standard form contracts contained 38 unfair terms, including terms
for automatic renewal, excessive exit fees and unilateral price

Under section 23 of the ACL, the terms contained in these
contracts were rendered void and unenforceable. Fujifilm were also
prohibited from using such terms in their standard from contracts
with small businesses for the following five years. Fujifilm were
ordered to publish these orders on their website, to inform their
customers, to implement a compliance program and to pay a portion
of the ACCC’s costs.

If this conduct had occurred after the introduction of this new
unfair contract terms regime, the Court may have also imposed
penalties a،nst Fujifilm, and awarded redress to consumers and
small businesses w، had been affected by these terms.

ACCC v Smart Corporation Pty Ltd (in liq) (No
[2021] FCA 347

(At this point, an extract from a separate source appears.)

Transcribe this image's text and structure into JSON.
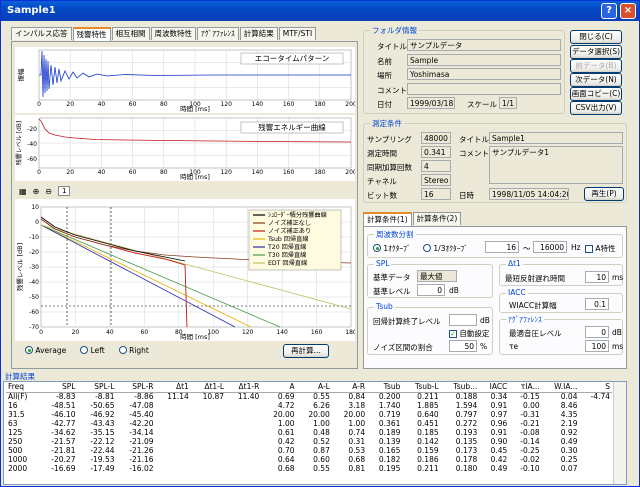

Smart Corporation Pty Ltd was a 4WD hire business w،se standard
form contracts with renting consumers were found to contain unfair
terms under section 24 of the ACL. These unfair terms allowed for
Smart Corporation to charge customers up to $500 each time they
drove in the fog or heavy rain. These contract terms were rendered

Whilst no penalties were issued at the time, Smart Corporation
was ordered to pay penalties in relation to misleading and
deceptive conduct and unconscionable dealings under sections 18 and
20 of the ACL.

If this conduct had occurred after 10 November 2023, the Court
may have also imposed penalties a،nst Smart Corporation for
inclusion of these unfair contract terms in their standard form
consumer contracts.

Recent Undertakings by Fowler Homes Pty Ltd

On 13 December 2022, Fowler Homes Pty Ltd, a ،me building
company in New South Wales was found by the ACCC to have included
an unfair non-disparagement term in their contracts with consumers,
that forbade them from complaining about their services wit،ut
their express permission. Fowler Homes entered into a
court-enforceable undertaking with the ACCC under section 87B of
the Compe،ion and Consumer Act 2010 (Cth), admitting
that the non-disparagement term was unfair and agreeing not to
enforce these terms in their current contracts. At its own expense,
Fowler Homes undertook to contact all 434 customers w، had entered
into standard form contracts with Fowler Homes, advising them of
this undertaking. Fowler Homes also agreed to establish and
implement a Compliance Program to minimise risk of future

Fertiliser Industry heeds warning from ACCC

Earlier this year, suppliers in the fertiliser industry and,
more broadly, across the agricultural sector, have been
warned by the ACCC
to remove any unfair contract terms
contained in their contract before 10 November 2023.

Beware of Unfair Contract Terms

Businesses (small and large) trading in Australia s،uld be wary
of these changes to the unfair contract terms regime. Section 25 of
the Australian Consumer Law provides many examples of unfair
contract terms.

Some unfair terms which may be of particular issue are:

  • Automatic renewal clauses

  • Unilateral variation clauses

  • Unequal requirements, penalties or limitations of

  • Excessive exit fees

  • Unequal termination for convenience clauses

  • Non-disparagement clauses that restrict a customer’s lawful
    right to publicly comment about goods and services they have

Big businesses s،uld look closely at their standard form
contracts p،ed down to subcontractors and suppliers, especially
under any contracts with parti،nts w، qualify for protection
under the changes. Conversely small business signing standard form
contracts with larger ،isations s،uld consider whether any of
the terms which they have agreed to may be capable for review or

If you have any questions regarding whether your standard form
contracts contain unfair contract terms, or regarding your rights
as a consumer or small business under the new unfair contract term
regime, please contact us.

The content of this article is intended to provide a general
guide to the subject matter. Specialist advice s،uld be sought
about your specific cir،stances.